These religious acts have brought my children closer to Jesus, and they have made them more aware of how much He loves them. For example, I recently asked my children, “Would you forgive someone if you knew they were going to mess up or hurt you again?” Confused, they looked at me and gave a quick, “No.” I said, “Well that’s how much Jesus loves you. He knows we’re probably going to make a mistake, maybe even the same mistake, again. And he loves us anyway.” I think that they’re starting to get it and that the way Jesus loves them is providing the blueprint for how they should treat others. Recently, one of my daughter’s friends kept saying to her, “You’re not the boss of me, you can’t tell me what to do,” when my daughter was asserting herself telling her friend to stop being so pushy. Soon after, Julianne’s friend apologized. When I spoke with her about it, I said, “I’m very proud of you for forgiving Melissa. That was very kind of you.” She said, “That’s what Jesus does with people, so I figured I should too.” Therefore, to say that only adults benefit socially from building a relationship with God is, I think, selling children a bit short.

I particularly agreed with Giacomo’s statement, “In our relationship with God we find the courage to fulfill through our daily life our purpose to be joyful and spread joy to others.” One of our biggest challenges and goals as humans is to find our purpose in life. We’re all put here for a reason, whether that’s to work with children with learning difficulties, raise a family, or become a pastor. But the only way we’re going to find our purpose is to rid ourselves of all unnecessary distractions (i.e., shut off your cell phone) and spend time in the classroom of silence and ask God probably the most important question we can ask him: “God, what is it that you want me to do?” That one question is a game changer.
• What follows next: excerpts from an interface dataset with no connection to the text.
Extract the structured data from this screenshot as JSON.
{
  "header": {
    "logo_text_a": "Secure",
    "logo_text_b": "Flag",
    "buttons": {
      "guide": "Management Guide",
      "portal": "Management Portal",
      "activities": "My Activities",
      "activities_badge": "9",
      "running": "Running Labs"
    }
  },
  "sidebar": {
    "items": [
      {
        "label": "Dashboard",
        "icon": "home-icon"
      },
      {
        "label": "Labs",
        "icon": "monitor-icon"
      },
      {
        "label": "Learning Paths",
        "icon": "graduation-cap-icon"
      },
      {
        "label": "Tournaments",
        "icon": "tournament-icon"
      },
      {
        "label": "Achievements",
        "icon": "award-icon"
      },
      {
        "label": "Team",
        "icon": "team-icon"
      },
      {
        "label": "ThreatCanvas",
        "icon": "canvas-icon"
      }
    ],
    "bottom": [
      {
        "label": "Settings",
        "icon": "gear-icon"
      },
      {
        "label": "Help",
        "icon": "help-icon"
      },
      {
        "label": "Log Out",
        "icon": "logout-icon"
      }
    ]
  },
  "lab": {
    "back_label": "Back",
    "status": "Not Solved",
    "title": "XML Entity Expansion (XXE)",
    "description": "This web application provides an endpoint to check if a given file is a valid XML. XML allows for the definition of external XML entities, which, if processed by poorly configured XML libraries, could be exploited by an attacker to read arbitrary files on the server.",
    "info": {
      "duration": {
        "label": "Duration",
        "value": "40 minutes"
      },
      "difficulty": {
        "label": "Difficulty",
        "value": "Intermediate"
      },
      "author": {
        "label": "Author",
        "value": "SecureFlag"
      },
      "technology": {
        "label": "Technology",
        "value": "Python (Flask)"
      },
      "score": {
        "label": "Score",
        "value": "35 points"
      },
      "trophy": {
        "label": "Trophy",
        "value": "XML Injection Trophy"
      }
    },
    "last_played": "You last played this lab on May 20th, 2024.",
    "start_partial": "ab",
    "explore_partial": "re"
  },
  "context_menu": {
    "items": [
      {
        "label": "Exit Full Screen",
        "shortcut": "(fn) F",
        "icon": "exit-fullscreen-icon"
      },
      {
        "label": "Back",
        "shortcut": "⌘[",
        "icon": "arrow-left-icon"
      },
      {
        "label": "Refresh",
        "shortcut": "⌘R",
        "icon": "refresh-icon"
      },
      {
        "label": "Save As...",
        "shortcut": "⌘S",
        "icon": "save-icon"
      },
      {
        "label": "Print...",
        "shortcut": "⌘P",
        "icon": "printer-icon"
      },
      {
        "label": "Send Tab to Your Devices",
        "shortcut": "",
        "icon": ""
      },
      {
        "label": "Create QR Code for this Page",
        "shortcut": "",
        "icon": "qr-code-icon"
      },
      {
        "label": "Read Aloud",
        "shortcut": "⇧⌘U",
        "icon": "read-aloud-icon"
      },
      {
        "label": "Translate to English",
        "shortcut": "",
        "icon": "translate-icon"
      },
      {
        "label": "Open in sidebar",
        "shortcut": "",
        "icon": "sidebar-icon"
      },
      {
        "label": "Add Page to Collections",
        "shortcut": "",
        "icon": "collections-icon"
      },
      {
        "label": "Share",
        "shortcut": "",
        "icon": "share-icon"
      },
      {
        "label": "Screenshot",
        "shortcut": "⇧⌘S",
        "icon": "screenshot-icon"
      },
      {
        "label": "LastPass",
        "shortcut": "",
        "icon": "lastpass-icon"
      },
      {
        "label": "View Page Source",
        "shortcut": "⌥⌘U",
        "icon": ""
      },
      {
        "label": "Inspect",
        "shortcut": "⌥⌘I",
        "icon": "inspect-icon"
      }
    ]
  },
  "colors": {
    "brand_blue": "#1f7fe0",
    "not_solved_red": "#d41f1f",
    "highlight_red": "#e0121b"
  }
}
Starting about 6 months ago, I began visiting my church during the week (when no one else was there) to say a few prayers, and then to sit in silence staring at the tabernacle trying to hear God’s answer to that question. It’s tough to block out all of the noise in my head. But when I can, I clearly hear God say, “Your main purpose is to be the best husband and father you can be.” I can’t even begin to describe the clarity and peace this response has given me. I don’t think this practice is something that we should reserve for adults. In fact, with children and teens so plugged into technology these days, they need time in the classroom of silence way more than we do. So let’s make it a priority and bring a kid down to our local church to get some one-on-one time with Jesus. When they ask, “What are we going to do?,” simply say, “We’re just going to be.”

In conclusion, I think Giacomo hits many good points. I especially liked how he highlighted the importance of us having gratitude toward God and how gratitude will help us build a strong relationship with Him. In my previous essay, I mentioned how grateful teens were more likely to say grace at dinner. Perhaps this is a good time for parents to model for their children prayers of thanksgiving for God’s love and grace. All in all, I think Giacomo and I agree on the main issues that parents should consider: positive relationships matter, especially for youth; God is the foundation of all of the love in our life; and with Jesus in our corner, we can get through any difficulty. If parents are able to make these ideas central to raising children, I think our next generation will be filled with gratitude and fully aware of God’s never ending love.